(Element data from apps and pages)
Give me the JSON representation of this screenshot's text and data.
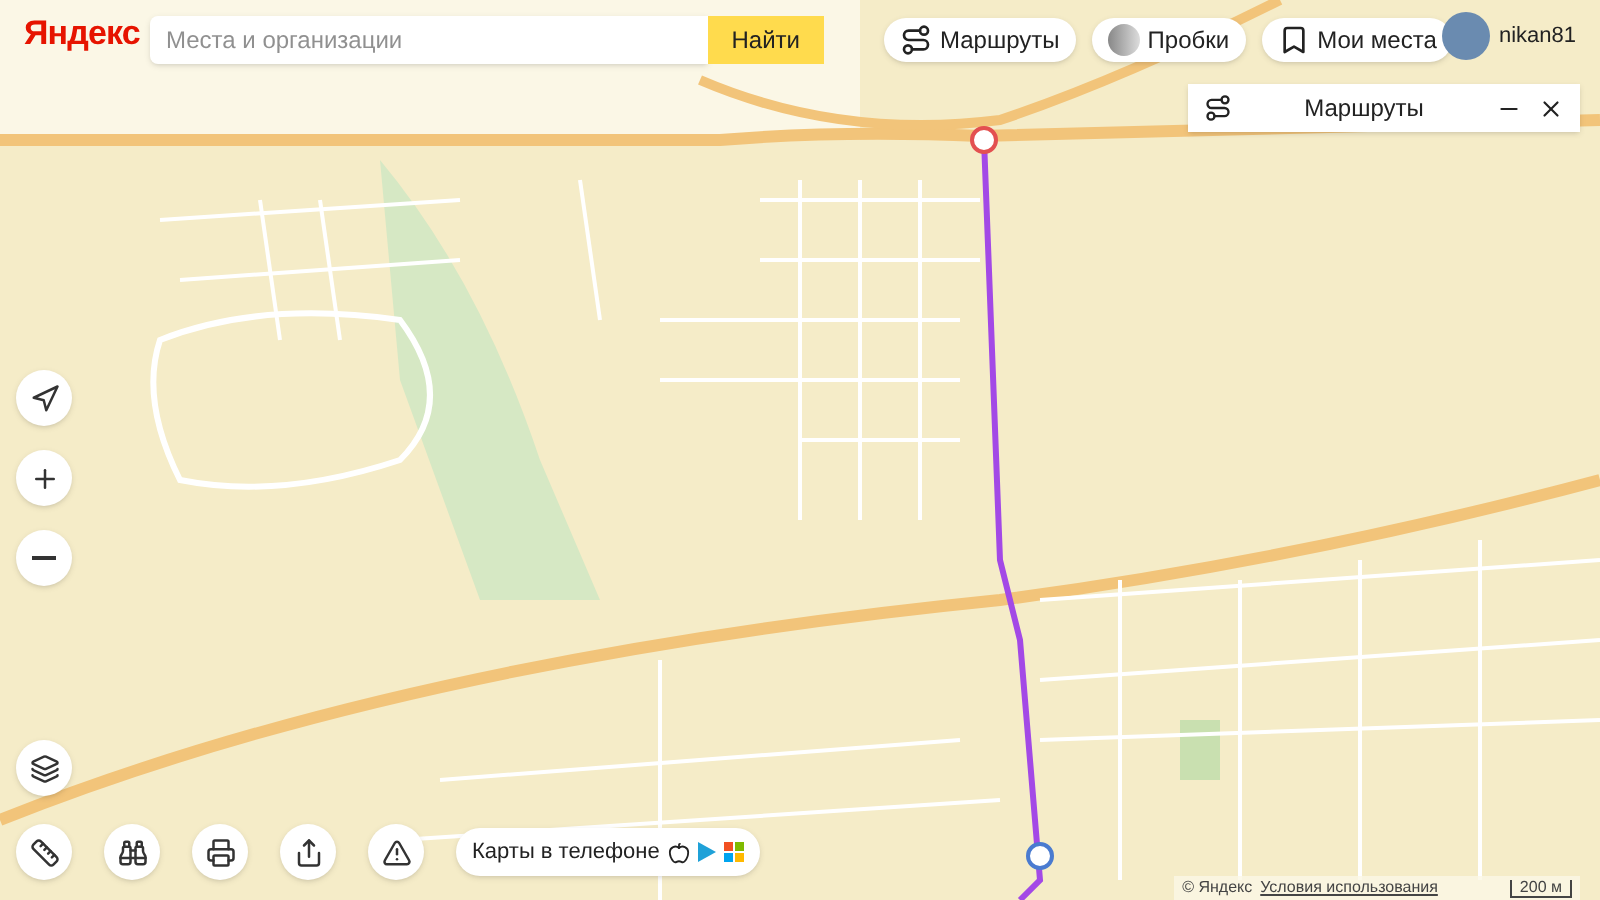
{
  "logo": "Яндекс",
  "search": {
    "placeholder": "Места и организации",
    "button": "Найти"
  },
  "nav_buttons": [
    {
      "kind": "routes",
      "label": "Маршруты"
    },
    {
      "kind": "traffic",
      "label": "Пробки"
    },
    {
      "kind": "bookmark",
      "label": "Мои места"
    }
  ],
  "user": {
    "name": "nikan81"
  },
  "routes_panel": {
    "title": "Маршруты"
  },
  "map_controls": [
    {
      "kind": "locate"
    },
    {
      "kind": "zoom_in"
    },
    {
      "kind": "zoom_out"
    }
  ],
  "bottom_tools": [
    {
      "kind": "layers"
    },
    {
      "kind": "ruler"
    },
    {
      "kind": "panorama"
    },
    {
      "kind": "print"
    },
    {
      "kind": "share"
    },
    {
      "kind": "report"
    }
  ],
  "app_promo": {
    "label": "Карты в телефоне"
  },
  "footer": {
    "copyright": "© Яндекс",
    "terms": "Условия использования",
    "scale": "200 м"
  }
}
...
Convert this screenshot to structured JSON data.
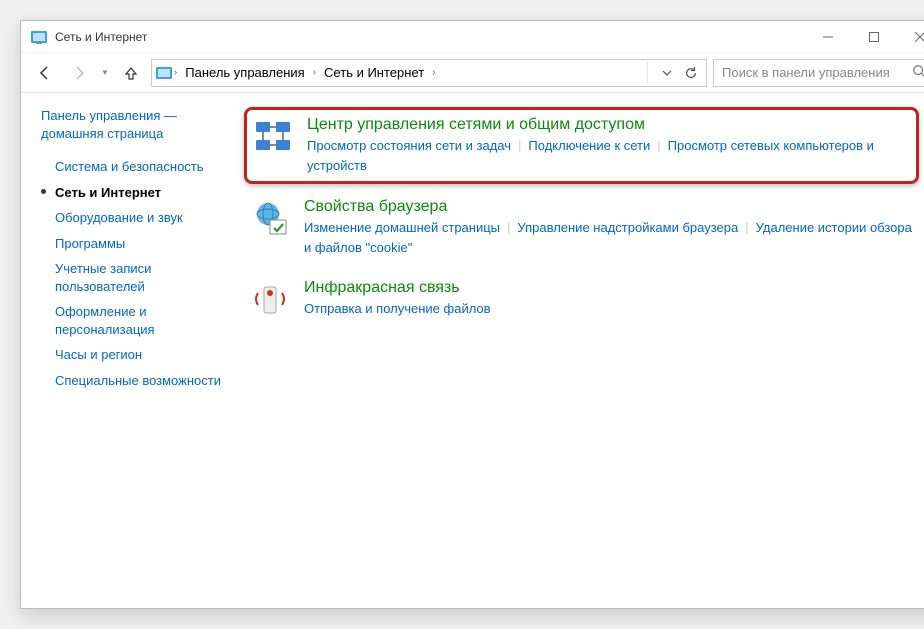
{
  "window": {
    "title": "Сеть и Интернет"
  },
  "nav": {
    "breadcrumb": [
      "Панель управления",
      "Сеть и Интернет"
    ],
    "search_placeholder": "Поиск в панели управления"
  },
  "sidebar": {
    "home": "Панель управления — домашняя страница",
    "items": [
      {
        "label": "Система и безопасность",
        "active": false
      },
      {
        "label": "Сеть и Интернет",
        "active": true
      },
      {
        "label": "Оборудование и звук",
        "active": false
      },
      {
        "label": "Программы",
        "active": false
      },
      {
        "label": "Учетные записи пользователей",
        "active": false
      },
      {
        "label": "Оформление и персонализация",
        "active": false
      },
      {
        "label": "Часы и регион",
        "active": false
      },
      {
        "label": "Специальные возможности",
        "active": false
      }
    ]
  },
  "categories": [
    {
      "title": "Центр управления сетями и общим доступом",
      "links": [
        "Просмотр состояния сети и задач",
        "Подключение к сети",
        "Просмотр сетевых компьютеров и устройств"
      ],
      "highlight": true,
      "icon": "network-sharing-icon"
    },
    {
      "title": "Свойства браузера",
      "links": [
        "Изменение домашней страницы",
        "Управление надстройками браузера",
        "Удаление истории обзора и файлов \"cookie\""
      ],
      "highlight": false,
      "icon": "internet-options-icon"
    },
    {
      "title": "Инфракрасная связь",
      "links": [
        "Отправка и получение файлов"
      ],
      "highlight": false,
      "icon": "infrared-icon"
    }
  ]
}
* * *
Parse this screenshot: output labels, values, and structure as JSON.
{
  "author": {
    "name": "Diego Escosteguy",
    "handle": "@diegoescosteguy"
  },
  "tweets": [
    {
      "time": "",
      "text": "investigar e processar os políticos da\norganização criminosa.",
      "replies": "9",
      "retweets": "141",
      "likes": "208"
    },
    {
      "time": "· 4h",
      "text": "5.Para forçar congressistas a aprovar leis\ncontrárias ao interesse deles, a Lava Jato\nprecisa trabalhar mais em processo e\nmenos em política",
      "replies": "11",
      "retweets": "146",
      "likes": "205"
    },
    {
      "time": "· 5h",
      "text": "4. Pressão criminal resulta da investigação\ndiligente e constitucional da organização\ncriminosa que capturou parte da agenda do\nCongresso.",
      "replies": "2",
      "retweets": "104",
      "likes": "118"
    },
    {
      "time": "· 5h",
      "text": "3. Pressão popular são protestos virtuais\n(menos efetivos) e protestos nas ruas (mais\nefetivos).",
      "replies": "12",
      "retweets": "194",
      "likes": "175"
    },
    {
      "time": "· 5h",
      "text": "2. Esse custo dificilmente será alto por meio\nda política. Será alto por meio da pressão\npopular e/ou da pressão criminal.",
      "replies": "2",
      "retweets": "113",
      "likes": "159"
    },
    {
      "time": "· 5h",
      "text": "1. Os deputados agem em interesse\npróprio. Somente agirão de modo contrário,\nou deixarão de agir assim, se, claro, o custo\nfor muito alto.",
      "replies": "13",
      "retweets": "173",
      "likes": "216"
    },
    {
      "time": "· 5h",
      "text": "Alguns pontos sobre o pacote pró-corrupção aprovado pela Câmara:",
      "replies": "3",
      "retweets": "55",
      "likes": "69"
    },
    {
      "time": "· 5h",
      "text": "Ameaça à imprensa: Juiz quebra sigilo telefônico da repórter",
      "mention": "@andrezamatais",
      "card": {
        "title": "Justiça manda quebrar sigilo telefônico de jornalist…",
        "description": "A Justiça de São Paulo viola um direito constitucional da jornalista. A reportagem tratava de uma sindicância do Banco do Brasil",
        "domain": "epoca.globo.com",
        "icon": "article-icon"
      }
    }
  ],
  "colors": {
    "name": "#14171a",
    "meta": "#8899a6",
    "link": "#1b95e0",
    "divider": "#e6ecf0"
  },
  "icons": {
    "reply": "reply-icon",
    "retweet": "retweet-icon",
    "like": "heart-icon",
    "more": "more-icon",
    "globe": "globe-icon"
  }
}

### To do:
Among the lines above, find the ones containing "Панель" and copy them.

### Response to this task:
      "Панель управления",
    "home": "Панель управления — домашняя страница",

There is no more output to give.